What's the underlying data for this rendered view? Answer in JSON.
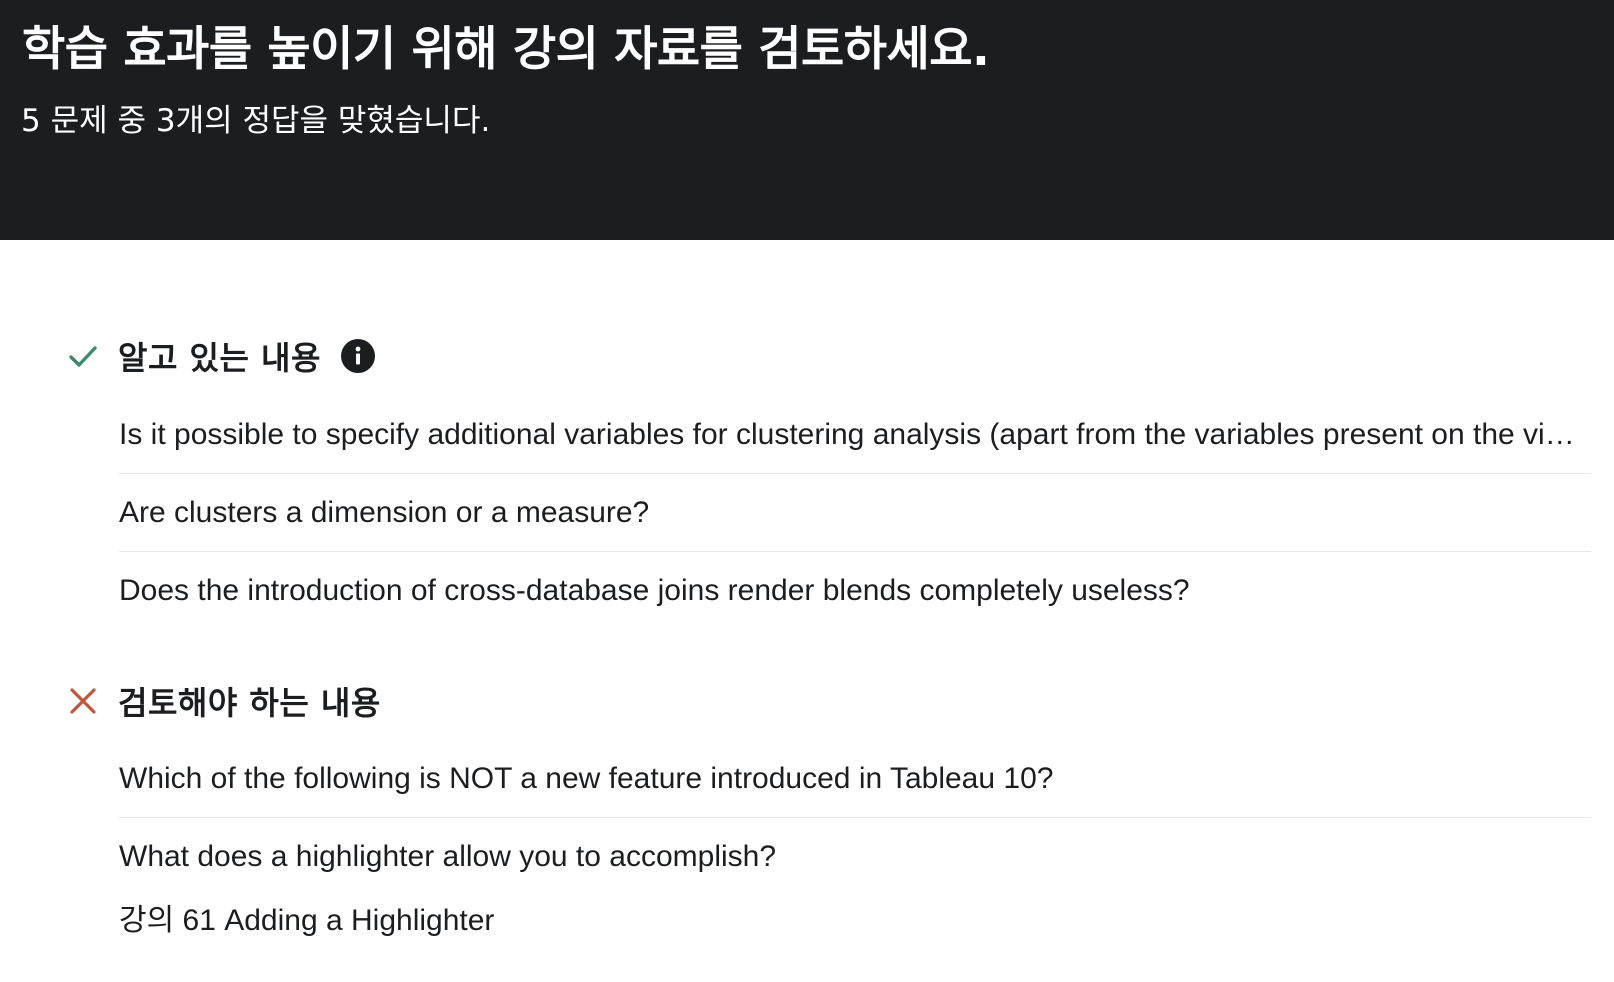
{
  "hero": {
    "title": "학습 효과를 높이기 위해 강의 자료를 검토하세요.",
    "subtitle": "5 문제 중 3개의 정답을 맞혔습니다."
  },
  "known": {
    "title": "알고 있는 내용",
    "icon": "check-icon",
    "icon_color": "#3d8a6a",
    "info_icon": "info-icon",
    "items": [
      "Is it possible to specify additional variables for clustering analysis (apart from the variables present on the view)?",
      "Are clusters a dimension or a measure?",
      "Does the introduction of cross-database joins render blends completely useless?"
    ]
  },
  "review": {
    "title": "검토해야 하는 내용",
    "icon": "x-icon",
    "icon_color": "#c4553a",
    "items": [
      "Which of the following is NOT a new feature introduced in Tableau 10?",
      "What does a highlighter allow you to accomplish?"
    ],
    "lecture_link": "강의 61 Adding a Highlighter"
  }
}
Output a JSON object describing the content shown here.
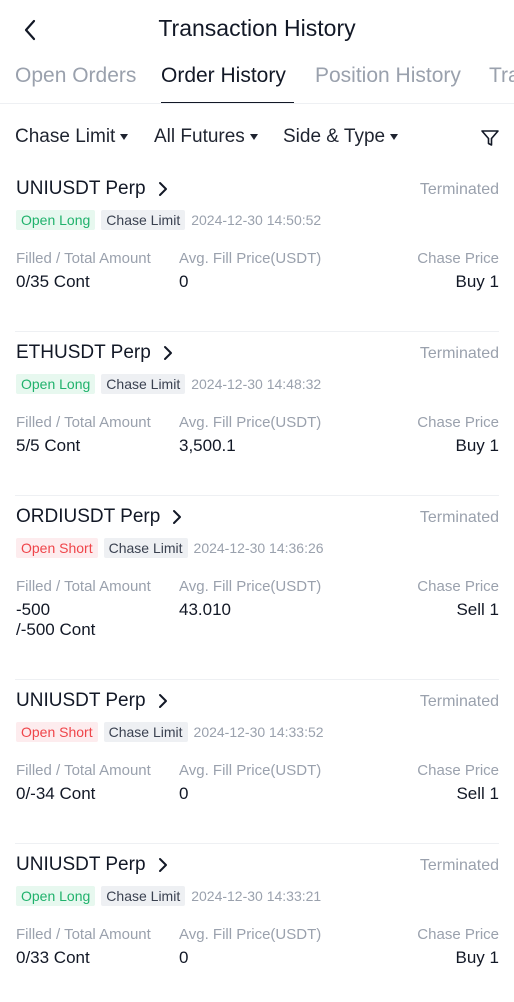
{
  "header": {
    "title": "Transaction History"
  },
  "tabs": [
    {
      "label": "Open Orders"
    },
    {
      "label": "Order History"
    },
    {
      "label": "Position History"
    },
    {
      "label": "Tra"
    }
  ],
  "filters": [
    {
      "label": "Chase Limit"
    },
    {
      "label": "All Futures"
    },
    {
      "label": "Side & Type"
    }
  ],
  "columns": {
    "filled": "Filled / Total Amount",
    "avg": "Avg. Fill Price(USDT)",
    "chase": "Chase Price"
  },
  "orders": [
    {
      "symbol": "UNIUSDT Perp",
      "status": "Terminated",
      "side": "Open Long",
      "side_kind": "long",
      "type": "Chase Limit",
      "time": "2024-12-30 14:50:52",
      "filled": "0/35 Cont",
      "avg": "0",
      "chase": "Buy 1"
    },
    {
      "symbol": "ETHUSDT Perp",
      "status": "Terminated",
      "side": "Open Long",
      "side_kind": "long",
      "type": "Chase Limit",
      "time": "2024-12-30 14:48:32",
      "filled": "5/5 Cont",
      "avg": "3,500.1",
      "chase": "Buy 1"
    },
    {
      "symbol": "ORDIUSDT Perp",
      "status": "Terminated",
      "side": "Open Short",
      "side_kind": "short",
      "type": "Chase Limit",
      "time": "2024-12-30 14:36:26",
      "filled": "-500\n/-500 Cont",
      "avg": "43.010",
      "chase": "Sell 1"
    },
    {
      "symbol": "UNIUSDT Perp",
      "status": "Terminated",
      "side": "Open Short",
      "side_kind": "short",
      "type": "Chase Limit",
      "time": "2024-12-30 14:33:52",
      "filled": "0/-34 Cont",
      "avg": "0",
      "chase": "Sell 1"
    },
    {
      "symbol": "UNIUSDT Perp",
      "status": "Terminated",
      "side": "Open Long",
      "side_kind": "long",
      "type": "Chase Limit",
      "time": "2024-12-30 14:33:21",
      "filled": "0/33 Cont",
      "avg": "0",
      "chase": "Buy 1"
    }
  ]
}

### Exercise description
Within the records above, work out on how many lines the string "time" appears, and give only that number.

### Task response
5